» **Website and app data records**
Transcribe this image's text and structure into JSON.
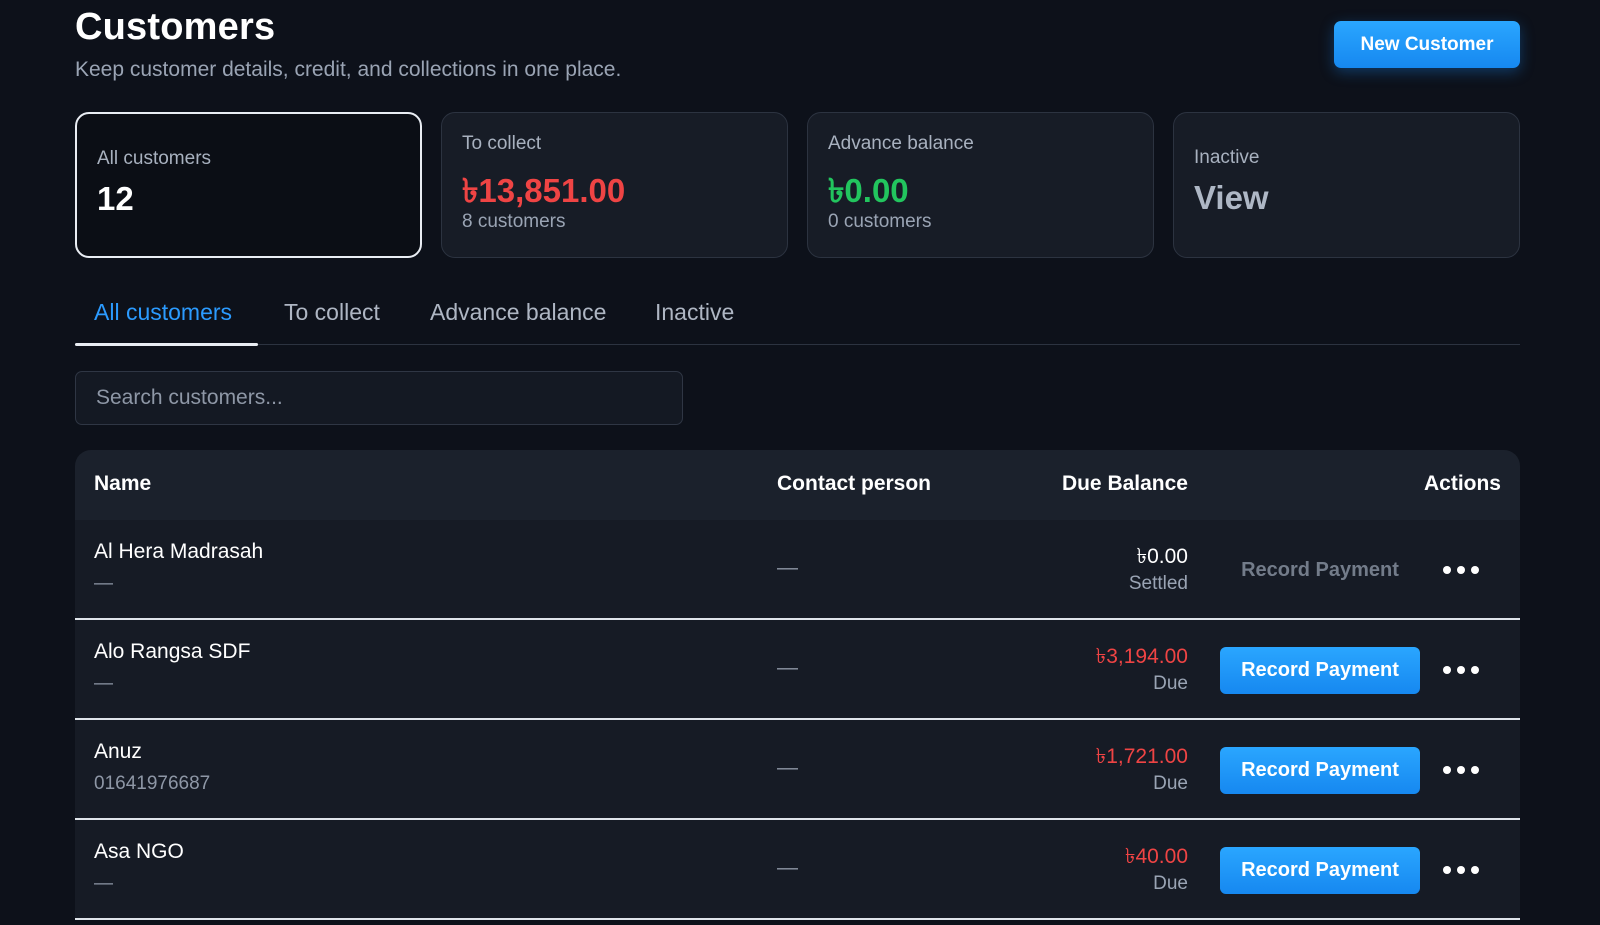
{
  "header": {
    "title": "Customers",
    "subtitle": "Keep customer details, credit, and collections in one place.",
    "new_button": "New Customer"
  },
  "cards": [
    {
      "label": "All customers",
      "value": "12",
      "sub": ""
    },
    {
      "label": "To collect",
      "value": "৳13,851.00",
      "sub": "8 customers"
    },
    {
      "label": "Advance balance",
      "value": "৳0.00",
      "sub": "0 customers"
    },
    {
      "label": "Inactive",
      "value": "View",
      "sub": ""
    }
  ],
  "tabs": [
    {
      "label": "All customers",
      "active": true
    },
    {
      "label": "To collect",
      "active": false
    },
    {
      "label": "Advance balance",
      "active": false
    },
    {
      "label": "Inactive",
      "active": false
    }
  ],
  "search": {
    "placeholder": "Search customers...",
    "value": ""
  },
  "table": {
    "columns": [
      "Name",
      "Contact person",
      "Due Balance",
      "Actions"
    ],
    "rows": [
      {
        "name": "Al Hera Madrasah",
        "phone": "—",
        "contact": "—",
        "amount": "৳0.00",
        "status": "Settled",
        "action": "Record Payment"
      },
      {
        "name": "Alo Rangsa SDF",
        "phone": "—",
        "contact": "—",
        "amount": "৳3,194.00",
        "status": "Due",
        "action": "Record Payment"
      },
      {
        "name": "Anuz",
        "phone": "01641976687",
        "contact": "—",
        "amount": "৳1,721.00",
        "status": "Due",
        "action": "Record Payment"
      },
      {
        "name": "Asa NGO",
        "phone": "—",
        "contact": "—",
        "amount": "৳40.00",
        "status": "Due",
        "action": "Record Payment"
      }
    ]
  },
  "colors": {
    "accent": "#1e96ff",
    "due": "#ef4444",
    "positive": "#22c55e",
    "background": "#0d111a"
  },
  "icons": {
    "more": "more-horizontal-icon"
  }
}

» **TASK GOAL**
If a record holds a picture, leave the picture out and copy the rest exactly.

» **SOLUTION**
Transcribe this image's text and structure into JSON.
{
  "header": {
    "title": "Customers",
    "subtitle": "Keep customer details, credit, and collections in one place.",
    "new_button": "New Customer"
  },
  "cards": [
    {
      "label": "All customers",
      "value": "12",
      "sub": ""
    },
    {
      "label": "To collect",
      "value": "৳13,851.00",
      "sub": "8 customers"
    },
    {
      "label": "Advance balance",
      "value": "৳0.00",
      "sub": "0 customers"
    },
    {
      "label": "Inactive",
      "value": "View",
      "sub": ""
    }
  ],
  "tabs": [
    {
      "label": "All customers",
      "active": true
    },
    {
      "label": "To collect",
      "active": false
    },
    {
      "label": "Advance balance",
      "active": false
    },
    {
      "label": "Inactive",
      "active": false
    }
  ],
  "search": {
    "placeholder": "Search customers...",
    "value": ""
  },
  "table": {
    "columns": [
      "Name",
      "Contact person",
      "Due Balance",
      "Actions"
    ],
    "rows": [
      {
        "name": "Al Hera Madrasah",
        "phone": "—",
        "contact": "—",
        "amount": "৳0.00",
        "status": "Settled",
        "action": "Record Payment"
      },
      {
        "name": "Alo Rangsa SDF",
        "phone": "—",
        "contact": "—",
        "amount": "৳3,194.00",
        "status": "Due",
        "action": "Record Payment"
      },
      {
        "name": "Anuz",
        "phone": "01641976687",
        "contact": "—",
        "amount": "৳1,721.00",
        "status": "Due",
        "action": "Record Payment"
      },
      {
        "name": "Asa NGO",
        "phone": "—",
        "contact": "—",
        "amount": "৳40.00",
        "status": "Due",
        "action": "Record Payment"
      }
    ]
  },
  "colors": {
    "accent": "#1e96ff",
    "due": "#ef4444",
    "positive": "#22c55e",
    "background": "#0d111a"
  },
  "icons": {
    "more": "more-horizontal-icon"
  }
}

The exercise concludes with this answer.